There have been suggestions that the Romans – who famously indulged in gambling activities regularly between battles – invented the game that came to be 21 (and hence, eventually, blackjack) by using wooden blocks with numerical values on, but the evidence for this is patchy to say the least. The more likely precursor to 21 was a Spanish game called “Trente-Un” (meaning “31”), which was referenced by a priest way back in 1440, and was played broadly along the principles of blackjack, that is that players attempt to get close to a given value (in this case, 31) based on the combined value of their cards without going beyond the desired total.

Speculation suggests that the game of 31 was probably combined with the French games that were popular at the time such as “chemin de fer” (which developed along a separate path into baccarat) and morphed gradually into 21.

The Spread of 21

The game of 21 increased in popularity during the 17th and 18th centuries as merchants, soldiers and dignitaries travelled far and wide. And though it quickly made its way into the casinos of Paris and the gambling dens of other European cities and towns, it took a little longer to make the journey across the Atlantic to America. Probably introduced to the United States by immigrants fleeing persecution after the French revolution in the late 18th century (or any number of other European upheavals around that time), it took a while to gain popularity in the US.

The Rise of Modern Blackjack

It was not until the early part of the 20th century that the modern game of blackjack really started to take hold as rewards for drawing what was termed a “natural” 21 (an ace plus a card whose value is 10) were increased to payout at odds of 3/2. When gambling was legalised in the United States in the 1930s things really started to take off, and casinos in Nevada tried (successfully) to increase the popularity of the game by paying bonuses if you hit an ace of spades and either a jack of spades or a jack of clubs, a hand that became known as “blackjack”. Initially casino paid out massive odds of 10/1 for hitting a blackjack – hence the increase in popularity and the adoption of the new name. But while such generosity didn’t last too long (as they reverted to odds of 3/2, as for any ace and 10-value card combination) the name blackjack endured and replaced the old name of 21 forever more.

Modern Blackjack Today
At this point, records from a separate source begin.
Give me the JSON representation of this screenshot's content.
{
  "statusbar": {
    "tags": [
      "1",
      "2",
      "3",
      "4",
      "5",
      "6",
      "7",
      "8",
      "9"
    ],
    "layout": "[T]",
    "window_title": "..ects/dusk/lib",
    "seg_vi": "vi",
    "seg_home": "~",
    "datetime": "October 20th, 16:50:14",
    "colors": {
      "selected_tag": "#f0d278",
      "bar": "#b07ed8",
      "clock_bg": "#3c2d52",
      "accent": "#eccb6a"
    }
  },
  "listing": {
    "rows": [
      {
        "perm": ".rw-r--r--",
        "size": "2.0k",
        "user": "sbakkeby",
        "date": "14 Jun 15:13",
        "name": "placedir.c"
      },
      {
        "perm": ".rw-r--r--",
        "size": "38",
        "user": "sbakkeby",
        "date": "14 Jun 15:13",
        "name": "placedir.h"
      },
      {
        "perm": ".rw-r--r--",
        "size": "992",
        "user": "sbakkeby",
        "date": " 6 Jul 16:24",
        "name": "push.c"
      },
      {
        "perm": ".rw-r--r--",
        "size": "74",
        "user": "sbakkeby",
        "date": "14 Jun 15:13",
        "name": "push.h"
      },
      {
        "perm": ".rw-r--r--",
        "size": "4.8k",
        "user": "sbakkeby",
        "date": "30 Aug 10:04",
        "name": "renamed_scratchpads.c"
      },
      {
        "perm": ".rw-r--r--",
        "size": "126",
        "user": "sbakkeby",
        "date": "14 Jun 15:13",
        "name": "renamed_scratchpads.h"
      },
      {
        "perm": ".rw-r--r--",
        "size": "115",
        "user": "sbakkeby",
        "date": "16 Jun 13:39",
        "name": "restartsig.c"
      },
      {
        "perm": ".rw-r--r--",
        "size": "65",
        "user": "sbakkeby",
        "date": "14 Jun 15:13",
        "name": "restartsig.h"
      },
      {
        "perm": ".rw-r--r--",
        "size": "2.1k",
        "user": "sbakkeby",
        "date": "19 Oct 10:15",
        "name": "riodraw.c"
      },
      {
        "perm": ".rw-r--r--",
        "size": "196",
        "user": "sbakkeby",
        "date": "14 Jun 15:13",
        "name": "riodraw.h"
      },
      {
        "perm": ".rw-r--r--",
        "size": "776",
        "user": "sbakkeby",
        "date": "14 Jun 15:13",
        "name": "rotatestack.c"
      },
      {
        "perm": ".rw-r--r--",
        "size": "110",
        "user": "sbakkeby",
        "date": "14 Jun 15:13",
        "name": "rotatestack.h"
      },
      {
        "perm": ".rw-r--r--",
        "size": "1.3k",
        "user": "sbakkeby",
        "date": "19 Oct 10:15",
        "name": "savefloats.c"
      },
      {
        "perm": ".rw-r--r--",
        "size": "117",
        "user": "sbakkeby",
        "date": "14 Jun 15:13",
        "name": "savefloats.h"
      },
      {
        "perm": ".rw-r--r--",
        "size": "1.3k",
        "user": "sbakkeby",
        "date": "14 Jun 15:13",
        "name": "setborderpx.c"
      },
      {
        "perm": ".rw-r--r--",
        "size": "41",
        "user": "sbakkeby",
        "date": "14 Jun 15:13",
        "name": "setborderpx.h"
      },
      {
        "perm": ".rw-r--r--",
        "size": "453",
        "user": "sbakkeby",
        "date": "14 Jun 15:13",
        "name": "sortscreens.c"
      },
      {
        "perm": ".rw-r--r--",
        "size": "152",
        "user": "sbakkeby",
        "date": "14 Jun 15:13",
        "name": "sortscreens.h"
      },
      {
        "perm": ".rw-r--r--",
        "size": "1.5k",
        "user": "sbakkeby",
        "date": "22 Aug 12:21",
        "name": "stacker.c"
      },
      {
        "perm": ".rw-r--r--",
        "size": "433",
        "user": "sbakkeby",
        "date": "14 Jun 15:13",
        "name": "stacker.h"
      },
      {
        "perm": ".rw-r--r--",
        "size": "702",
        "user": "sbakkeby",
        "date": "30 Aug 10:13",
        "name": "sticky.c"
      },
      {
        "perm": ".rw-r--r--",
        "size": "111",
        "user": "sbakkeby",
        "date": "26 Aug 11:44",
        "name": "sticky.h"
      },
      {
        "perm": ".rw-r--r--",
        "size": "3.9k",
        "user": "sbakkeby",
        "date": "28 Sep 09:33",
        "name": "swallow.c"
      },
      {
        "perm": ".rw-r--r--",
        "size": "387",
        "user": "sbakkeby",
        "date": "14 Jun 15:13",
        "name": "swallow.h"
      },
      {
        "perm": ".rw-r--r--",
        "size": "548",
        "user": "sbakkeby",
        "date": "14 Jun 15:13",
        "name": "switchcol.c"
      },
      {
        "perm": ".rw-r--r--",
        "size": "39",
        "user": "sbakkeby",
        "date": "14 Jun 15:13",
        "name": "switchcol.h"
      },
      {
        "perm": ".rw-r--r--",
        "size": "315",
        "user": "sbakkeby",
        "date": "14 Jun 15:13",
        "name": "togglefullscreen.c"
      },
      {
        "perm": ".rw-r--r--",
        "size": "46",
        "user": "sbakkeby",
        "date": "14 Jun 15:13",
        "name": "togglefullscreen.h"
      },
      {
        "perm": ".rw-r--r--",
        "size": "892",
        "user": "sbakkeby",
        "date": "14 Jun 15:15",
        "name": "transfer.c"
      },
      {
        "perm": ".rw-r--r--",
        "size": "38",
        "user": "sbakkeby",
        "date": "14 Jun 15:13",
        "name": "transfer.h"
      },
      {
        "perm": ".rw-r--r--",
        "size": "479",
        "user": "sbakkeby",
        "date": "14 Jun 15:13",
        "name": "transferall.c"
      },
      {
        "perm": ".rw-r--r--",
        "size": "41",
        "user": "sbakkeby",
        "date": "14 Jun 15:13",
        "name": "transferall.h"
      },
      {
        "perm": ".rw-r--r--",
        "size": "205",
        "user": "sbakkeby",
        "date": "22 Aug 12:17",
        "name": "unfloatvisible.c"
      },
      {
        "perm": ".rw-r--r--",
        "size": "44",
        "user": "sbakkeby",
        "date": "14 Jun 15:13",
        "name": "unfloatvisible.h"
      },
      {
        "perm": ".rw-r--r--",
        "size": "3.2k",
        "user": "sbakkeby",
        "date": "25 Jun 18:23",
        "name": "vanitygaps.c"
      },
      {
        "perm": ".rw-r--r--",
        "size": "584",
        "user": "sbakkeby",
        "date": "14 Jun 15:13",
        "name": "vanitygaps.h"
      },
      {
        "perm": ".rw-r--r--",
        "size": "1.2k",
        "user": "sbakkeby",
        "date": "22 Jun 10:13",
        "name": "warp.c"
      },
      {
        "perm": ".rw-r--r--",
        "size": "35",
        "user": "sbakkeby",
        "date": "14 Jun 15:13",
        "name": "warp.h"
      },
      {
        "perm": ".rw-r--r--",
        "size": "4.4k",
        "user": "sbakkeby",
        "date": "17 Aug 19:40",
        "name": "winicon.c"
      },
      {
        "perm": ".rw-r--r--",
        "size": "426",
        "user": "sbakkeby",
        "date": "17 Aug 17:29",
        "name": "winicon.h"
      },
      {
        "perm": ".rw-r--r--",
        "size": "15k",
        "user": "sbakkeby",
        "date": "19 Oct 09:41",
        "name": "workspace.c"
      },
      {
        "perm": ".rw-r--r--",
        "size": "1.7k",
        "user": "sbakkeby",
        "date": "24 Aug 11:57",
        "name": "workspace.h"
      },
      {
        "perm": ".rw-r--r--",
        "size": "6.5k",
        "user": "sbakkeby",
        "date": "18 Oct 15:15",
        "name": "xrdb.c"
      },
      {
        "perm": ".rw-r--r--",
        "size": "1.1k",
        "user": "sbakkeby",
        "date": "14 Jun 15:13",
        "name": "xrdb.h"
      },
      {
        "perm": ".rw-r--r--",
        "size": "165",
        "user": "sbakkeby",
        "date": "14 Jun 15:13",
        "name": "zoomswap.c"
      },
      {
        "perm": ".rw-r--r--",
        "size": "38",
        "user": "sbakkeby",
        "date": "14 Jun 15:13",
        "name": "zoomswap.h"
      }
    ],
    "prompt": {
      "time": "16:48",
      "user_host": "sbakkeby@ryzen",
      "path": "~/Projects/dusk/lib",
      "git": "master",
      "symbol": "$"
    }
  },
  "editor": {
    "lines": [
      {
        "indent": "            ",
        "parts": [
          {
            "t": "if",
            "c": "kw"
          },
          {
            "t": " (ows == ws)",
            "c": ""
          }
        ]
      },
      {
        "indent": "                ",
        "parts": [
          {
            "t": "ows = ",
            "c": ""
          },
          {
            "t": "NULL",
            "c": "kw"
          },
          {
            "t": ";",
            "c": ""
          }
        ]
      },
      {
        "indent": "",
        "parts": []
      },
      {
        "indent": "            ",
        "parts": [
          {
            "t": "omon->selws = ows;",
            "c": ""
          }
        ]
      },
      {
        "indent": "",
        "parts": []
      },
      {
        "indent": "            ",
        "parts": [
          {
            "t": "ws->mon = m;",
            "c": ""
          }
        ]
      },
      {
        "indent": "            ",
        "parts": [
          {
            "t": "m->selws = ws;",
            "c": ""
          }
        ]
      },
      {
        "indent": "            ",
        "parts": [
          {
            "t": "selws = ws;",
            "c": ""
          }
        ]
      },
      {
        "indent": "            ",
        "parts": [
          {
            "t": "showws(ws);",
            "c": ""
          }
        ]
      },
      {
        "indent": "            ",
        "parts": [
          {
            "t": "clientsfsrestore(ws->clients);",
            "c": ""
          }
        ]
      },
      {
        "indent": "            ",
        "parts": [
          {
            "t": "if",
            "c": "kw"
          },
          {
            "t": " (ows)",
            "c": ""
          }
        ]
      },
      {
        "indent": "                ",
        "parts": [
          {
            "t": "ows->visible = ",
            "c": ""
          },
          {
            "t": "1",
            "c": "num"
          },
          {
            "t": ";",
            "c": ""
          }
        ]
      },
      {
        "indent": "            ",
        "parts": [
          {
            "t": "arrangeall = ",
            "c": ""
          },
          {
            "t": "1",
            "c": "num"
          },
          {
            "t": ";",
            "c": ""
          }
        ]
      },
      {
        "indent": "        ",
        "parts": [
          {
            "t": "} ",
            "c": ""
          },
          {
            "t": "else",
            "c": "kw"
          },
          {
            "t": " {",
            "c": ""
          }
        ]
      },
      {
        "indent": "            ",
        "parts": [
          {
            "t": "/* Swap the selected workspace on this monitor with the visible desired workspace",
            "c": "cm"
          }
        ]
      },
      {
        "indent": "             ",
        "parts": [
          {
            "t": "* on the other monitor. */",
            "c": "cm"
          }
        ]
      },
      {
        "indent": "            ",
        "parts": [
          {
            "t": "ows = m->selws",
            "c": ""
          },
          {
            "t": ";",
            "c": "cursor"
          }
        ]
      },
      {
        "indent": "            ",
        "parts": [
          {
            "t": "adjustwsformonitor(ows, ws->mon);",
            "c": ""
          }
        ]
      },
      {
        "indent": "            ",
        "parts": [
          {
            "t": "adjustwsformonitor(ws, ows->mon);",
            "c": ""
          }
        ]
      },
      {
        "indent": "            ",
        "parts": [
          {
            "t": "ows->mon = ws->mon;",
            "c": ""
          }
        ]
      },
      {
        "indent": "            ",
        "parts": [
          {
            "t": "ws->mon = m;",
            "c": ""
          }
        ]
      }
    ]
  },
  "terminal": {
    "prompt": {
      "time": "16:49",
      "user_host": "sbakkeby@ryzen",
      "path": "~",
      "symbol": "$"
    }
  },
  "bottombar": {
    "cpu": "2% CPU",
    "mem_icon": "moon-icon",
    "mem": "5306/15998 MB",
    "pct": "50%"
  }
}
Various features of the modern game of blackjack were brought in gradually by the casinos who always wanted to retain their “edge”. For instance the dealer playing last and the introduction of doubling down and splitting, but even so the house edge was still very low compared to other games (which might account for a large part of the game’s popularity!). As a result casinos started to introduce more decks (instead of playing with just a single deck, as had been the norm) in order to make it statistically harder for players to beat the dealer (an eight deck game has almost a 0.5% higher edge for the casino than does a one deck game).

As players tried to devise strategies books were written on the subject, including the influential “Beat the Dealer” by Edward O Thorpe. Published in 1962, the book advocated and extolled “card counting” techniques to help players gain the edge over the house. But it was a book written five years earlier in 1957 by four mathematicians, Roger Baldwin, Wilbert Cantey, Herbert Maisel, and James McDermott, that really came closest to devising the mathematically perfect strategy that has become known as the “basic strategy”, which tells players what call to make in every given situation in a game of blackjack to give them the best (mathematical) chance of success. These days many casinos have basic strategy cards freely available to players at blackjack tables (as even playing the optimum strategy, players cannot full eradicate the house edge).

Thanks to the rise of the internet and online casinos, there are now many new variants of blackjack available to play, with rules and bonuses that come in all shapes and sizes. Overall though, the simplest forms of the game tend to be those with the lowest house edge, and hence are the ones to play if you want to give yourself the best chance of making a profit. In bricks and mortar casinos, however, it is the classic blackjack (that was born and grew in Europe but refined in the United States) that is as popular as ever today.